◆ AIM OF THE TASK
Could you find every line in the records below that contains the word "title" and copy it?
Start of Block
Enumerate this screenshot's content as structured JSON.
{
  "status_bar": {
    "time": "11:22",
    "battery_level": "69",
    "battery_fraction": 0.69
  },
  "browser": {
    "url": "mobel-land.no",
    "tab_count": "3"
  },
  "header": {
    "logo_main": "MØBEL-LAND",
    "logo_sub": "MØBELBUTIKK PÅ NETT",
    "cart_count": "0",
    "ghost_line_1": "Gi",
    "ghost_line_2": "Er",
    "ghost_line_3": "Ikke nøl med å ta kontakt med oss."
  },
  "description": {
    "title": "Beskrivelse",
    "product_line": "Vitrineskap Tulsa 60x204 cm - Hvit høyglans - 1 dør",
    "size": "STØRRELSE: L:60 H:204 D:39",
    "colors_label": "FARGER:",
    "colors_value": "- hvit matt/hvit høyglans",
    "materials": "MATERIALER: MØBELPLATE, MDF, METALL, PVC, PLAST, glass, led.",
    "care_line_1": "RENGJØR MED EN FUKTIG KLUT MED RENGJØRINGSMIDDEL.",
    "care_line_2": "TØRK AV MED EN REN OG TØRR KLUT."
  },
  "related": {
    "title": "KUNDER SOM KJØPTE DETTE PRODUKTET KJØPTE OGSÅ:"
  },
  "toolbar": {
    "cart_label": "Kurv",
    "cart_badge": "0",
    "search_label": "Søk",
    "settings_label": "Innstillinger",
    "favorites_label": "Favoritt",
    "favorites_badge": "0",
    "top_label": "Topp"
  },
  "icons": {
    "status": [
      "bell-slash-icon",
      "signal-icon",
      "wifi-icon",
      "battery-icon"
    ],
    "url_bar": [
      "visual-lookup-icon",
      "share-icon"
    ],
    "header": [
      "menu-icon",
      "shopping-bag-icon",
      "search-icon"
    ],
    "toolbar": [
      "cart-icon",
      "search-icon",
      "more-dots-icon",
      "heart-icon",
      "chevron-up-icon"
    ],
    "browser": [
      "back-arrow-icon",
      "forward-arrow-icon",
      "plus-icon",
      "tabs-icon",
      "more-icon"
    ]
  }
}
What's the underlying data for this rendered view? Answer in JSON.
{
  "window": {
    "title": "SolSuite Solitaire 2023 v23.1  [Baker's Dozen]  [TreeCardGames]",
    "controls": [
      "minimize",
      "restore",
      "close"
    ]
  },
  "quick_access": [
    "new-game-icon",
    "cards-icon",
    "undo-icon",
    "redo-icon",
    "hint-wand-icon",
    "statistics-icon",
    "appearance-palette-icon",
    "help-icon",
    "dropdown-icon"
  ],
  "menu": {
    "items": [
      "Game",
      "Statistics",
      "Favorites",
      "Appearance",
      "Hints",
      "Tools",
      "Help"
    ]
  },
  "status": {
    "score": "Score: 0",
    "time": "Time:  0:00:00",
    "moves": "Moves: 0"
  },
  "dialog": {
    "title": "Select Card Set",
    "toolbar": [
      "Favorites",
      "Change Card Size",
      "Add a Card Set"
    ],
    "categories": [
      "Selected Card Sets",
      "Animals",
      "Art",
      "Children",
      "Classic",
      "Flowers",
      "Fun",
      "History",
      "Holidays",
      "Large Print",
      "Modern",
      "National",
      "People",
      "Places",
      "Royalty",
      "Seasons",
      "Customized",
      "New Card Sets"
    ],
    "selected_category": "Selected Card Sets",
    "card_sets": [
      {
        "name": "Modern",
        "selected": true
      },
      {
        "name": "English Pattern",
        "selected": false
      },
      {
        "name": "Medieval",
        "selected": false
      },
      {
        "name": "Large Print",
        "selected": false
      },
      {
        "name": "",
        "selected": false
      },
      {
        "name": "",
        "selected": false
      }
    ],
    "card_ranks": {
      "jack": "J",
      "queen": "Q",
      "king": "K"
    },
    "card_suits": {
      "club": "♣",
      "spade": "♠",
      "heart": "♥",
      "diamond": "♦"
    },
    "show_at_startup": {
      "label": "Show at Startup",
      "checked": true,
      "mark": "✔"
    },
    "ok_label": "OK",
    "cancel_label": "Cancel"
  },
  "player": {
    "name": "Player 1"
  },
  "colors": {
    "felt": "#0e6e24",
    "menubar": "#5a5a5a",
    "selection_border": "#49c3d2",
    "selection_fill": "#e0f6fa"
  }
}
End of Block
◆ ANSWER SECTION
    "title": "Beskrivelse",
    "title": "KUNDER SOM KJØPTE DETTE PRODUKTET KJØPTE OGSÅ:"
    "title": "SolSuite Solitaire 2023 v23.1  [Baker's Dozen]  [TreeCardGames]",
    "title": "Select Card Set",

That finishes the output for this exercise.